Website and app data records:
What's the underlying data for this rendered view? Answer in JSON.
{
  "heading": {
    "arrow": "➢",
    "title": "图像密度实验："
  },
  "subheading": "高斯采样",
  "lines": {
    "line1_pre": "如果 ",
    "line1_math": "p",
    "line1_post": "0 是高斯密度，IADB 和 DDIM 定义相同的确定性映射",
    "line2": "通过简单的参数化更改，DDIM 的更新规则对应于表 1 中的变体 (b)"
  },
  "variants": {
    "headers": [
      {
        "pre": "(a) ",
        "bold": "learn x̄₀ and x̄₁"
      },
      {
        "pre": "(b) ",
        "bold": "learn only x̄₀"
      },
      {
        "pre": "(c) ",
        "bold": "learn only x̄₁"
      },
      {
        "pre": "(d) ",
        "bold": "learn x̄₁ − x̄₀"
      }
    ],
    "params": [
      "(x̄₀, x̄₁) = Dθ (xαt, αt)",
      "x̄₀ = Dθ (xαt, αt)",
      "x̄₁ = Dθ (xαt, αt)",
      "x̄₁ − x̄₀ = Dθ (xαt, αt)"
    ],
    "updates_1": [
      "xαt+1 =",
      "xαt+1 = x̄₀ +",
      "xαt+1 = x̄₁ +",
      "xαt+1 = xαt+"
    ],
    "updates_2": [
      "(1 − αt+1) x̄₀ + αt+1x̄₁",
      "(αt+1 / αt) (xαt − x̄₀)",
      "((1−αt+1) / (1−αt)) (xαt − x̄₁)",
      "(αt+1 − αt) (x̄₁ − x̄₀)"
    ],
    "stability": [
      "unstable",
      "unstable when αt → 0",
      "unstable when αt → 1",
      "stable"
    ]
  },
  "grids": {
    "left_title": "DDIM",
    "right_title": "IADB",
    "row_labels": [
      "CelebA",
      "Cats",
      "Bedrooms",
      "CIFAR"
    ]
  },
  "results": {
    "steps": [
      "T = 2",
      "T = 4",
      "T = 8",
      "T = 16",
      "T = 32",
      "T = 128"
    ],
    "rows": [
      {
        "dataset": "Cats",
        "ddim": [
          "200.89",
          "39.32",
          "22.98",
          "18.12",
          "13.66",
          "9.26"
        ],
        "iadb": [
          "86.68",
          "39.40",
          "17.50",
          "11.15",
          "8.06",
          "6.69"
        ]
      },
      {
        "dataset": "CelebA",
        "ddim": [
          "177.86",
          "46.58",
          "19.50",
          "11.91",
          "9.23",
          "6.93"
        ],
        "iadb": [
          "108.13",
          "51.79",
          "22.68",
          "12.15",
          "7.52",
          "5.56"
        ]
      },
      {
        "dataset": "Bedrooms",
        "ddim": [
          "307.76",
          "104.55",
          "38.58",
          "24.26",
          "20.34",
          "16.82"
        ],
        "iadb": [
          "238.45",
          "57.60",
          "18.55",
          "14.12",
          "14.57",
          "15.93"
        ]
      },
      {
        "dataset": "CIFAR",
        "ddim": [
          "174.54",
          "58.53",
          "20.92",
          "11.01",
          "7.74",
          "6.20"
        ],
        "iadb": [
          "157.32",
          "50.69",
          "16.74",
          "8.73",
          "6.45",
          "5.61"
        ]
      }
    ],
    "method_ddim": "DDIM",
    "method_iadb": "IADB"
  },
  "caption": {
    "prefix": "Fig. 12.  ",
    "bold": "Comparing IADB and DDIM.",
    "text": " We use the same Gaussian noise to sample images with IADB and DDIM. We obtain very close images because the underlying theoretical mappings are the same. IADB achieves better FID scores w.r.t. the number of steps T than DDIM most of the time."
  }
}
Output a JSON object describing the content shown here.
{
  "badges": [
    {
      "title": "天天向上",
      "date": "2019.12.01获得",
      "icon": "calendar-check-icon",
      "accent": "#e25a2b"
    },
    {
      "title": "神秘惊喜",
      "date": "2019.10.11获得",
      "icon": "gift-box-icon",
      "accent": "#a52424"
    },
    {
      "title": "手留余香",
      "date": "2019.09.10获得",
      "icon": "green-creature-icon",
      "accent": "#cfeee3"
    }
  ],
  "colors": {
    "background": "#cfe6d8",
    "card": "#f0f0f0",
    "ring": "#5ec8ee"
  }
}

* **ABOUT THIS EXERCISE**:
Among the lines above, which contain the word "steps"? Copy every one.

* **FINAL ANSWER**:
    "steps": [
    "text": " We use the same Gaussian noise to sample images with IADB and DDIM. We obtain very close images because the underlying theoretical mappings are the same. IADB achieves better FID scores w.r.t. the number of steps T than DDIM most of the time."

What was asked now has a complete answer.